Catriona Laing, the commissioner, captured the state of the nation on Tuesday, March 30, with her words, "Nigeria is really struggling".
In her address to welcome home the 2019/2020 UK Chevening scholarship beneficiaries, Laing pointed that the United Kingdom (UK) is particularly concerned over Nigeria's worsening security situation, The Cable reports.
“I mean, Nigeria is facing a lot of problems everywhere – in the northeast, terrorism; in the northwest, banditry, kidnapping; in the middle belt, the farmers-herders conflict; in the south, the Niger Delta conflict everywhere.
“And the secession movements in the south-east. So, Nigeria is really struggling.
Moving forward, the commissioner promised citizens that the British government is willing to help the country, especially in the area of military training in the bid to overcome insurgency.
Laing said to record achievement in this regard, the UK, through the commission, will keep its officials in Nigeria for a very long time.
Giving the assurance, Lang noted:
“So, we are here for a long time. This is a Nigerian partnership.
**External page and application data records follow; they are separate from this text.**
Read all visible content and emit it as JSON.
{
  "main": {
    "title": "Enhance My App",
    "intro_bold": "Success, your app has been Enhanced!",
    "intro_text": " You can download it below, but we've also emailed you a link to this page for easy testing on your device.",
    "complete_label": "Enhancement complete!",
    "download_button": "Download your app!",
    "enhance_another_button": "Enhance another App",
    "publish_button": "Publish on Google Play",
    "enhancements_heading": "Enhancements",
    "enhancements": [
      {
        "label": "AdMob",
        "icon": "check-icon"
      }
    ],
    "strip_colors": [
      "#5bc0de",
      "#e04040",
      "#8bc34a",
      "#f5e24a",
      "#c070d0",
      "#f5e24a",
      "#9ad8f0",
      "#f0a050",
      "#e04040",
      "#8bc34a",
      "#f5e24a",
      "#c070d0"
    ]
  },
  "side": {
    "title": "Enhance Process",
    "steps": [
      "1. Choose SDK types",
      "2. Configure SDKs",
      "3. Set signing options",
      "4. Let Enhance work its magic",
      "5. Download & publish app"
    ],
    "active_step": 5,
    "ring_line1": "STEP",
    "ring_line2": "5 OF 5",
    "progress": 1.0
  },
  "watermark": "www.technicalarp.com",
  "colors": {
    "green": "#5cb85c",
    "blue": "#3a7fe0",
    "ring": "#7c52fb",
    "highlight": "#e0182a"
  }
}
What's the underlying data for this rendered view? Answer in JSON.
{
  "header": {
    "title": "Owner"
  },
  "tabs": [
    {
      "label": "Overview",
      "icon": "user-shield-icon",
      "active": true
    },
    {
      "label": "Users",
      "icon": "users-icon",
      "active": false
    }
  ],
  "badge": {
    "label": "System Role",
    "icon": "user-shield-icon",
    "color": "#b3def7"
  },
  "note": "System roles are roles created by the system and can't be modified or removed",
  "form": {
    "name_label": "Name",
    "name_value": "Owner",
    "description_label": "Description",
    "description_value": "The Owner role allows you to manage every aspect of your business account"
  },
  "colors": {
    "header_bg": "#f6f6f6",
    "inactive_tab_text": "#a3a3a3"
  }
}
Your insecurity becomes our insecurity if we don’t help you tackle it. So, we are here and we are trying to do our best to support you."
The Sun reports that Laing recalled meetings and collaborative efforts the UK's military leadership had championed alongside the federal government in the past.
Meanwhile, bandits had attacked more communities in Niger state barely 24 hours after some students were kidnapped.
Sarkin Zama, Bakin Kogi (Lagbe), Siyiko and other adjoining villages were invaded by armed gangs who operated unchallenged for hours.